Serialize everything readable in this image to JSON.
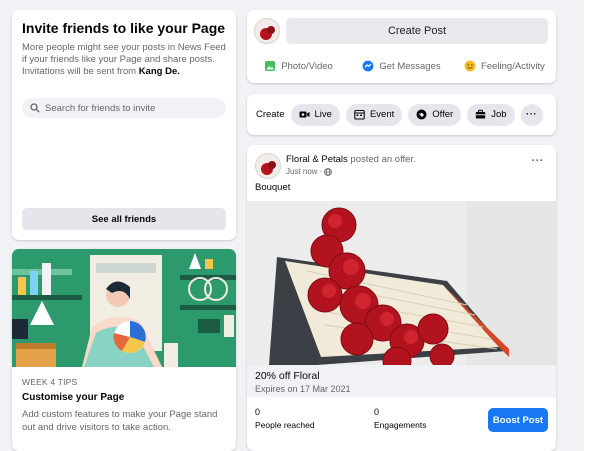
{
  "invite": {
    "title": "Invite friends to like your Page",
    "desc_line": "More people might see your posts in News Feed if your friends like your Page and share posts. Invitations will be sent from ",
    "sender": "Kang De.",
    "search_placeholder": "Search for friends to invite",
    "see_all_label": "See all friends"
  },
  "tips": {
    "week": "WEEK 4 TIPS",
    "title": "Customise your Page",
    "desc": "Add custom features to make your Page stand out and drive visitors to take action."
  },
  "create_post": {
    "button_label": "Create Post",
    "actions": [
      {
        "label": "Photo/Video",
        "icon": "photo-icon"
      },
      {
        "label": "Get Messages",
        "icon": "messenger-icon"
      },
      {
        "label": "Feeling/Activity",
        "icon": "smiley-icon"
      }
    ]
  },
  "create_bar": {
    "label": "Create",
    "chips": [
      {
        "label": "Live",
        "icon": "live-video-icon"
      },
      {
        "label": "Event",
        "icon": "calendar-icon"
      },
      {
        "label": "Offer",
        "icon": "offer-tag-icon"
      },
      {
        "label": "Job",
        "icon": "briefcase-icon"
      }
    ],
    "more_label": "···"
  },
  "post": {
    "page_name": "Floral & Petals",
    "action_text": " posted an offer.",
    "timestamp": "Just now ·",
    "menu_label": "···",
    "caption": "Bouquet",
    "offer_title": "20% off Floral",
    "offer_expiry": "Expires on 17 Mar 2021",
    "stats": [
      {
        "value": "0",
        "label": "People reached"
      },
      {
        "value": "0",
        "label": "Engagements"
      }
    ],
    "boost_label": "Boost Post"
  },
  "colors": {
    "accent": "#1877f2",
    "page_bg": "#f0f2f5",
    "flower_red": "#b3131e",
    "tips_green": "#2d9a6e"
  }
}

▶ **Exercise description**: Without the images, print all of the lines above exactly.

▶ **Solution to this task**:
Serialize everything readable in this image to JSON.
{
  "invite": {
    "title": "Invite friends to like your Page",
    "desc_line": "More people might see your posts in News Feed if your friends like your Page and share posts. Invitations will be sent from ",
    "sender": "Kang De.",
    "search_placeholder": "Search for friends to invite",
    "see_all_label": "See all friends"
  },
  "tips": {
    "week": "WEEK 4 TIPS",
    "title": "Customise your Page",
    "desc": "Add custom features to make your Page stand out and drive visitors to take action."
  },
  "create_post": {
    "button_label": "Create Post",
    "actions": [
      {
        "label": "Photo/Video",
        "icon": "photo-icon"
      },
      {
        "label": "Get Messages",
        "icon": "messenger-icon"
      },
      {
        "label": "Feeling/Activity",
        "icon": "smiley-icon"
      }
    ]
  },
  "create_bar": {
    "label": "Create",
    "chips": [
      {
        "label": "Live",
        "icon": "live-video-icon"
      },
      {
        "label": "Event",
        "icon": "calendar-icon"
      },
      {
        "label": "Offer",
        "icon": "offer-tag-icon"
      },
      {
        "label": "Job",
        "icon": "briefcase-icon"
      }
    ],
    "more_label": "···"
  },
  "post": {
    "page_name": "Floral & Petals",
    "action_text": " posted an offer.",
    "timestamp": "Just now ·",
    "menu_label": "···",
    "caption": "Bouquet",
    "offer_title": "20% off Floral",
    "offer_expiry": "Expires on 17 Mar 2021",
    "stats": [
      {
        "value": "0",
        "label": "People reached"
      },
      {
        "value": "0",
        "label": "Engagements"
      }
    ],
    "boost_label": "Boost Post"
  },
  "colors": {
    "accent": "#1877f2",
    "page_bg": "#f0f2f5",
    "flower_red": "#b3131e",
    "tips_green": "#2d9a6e"
  }
}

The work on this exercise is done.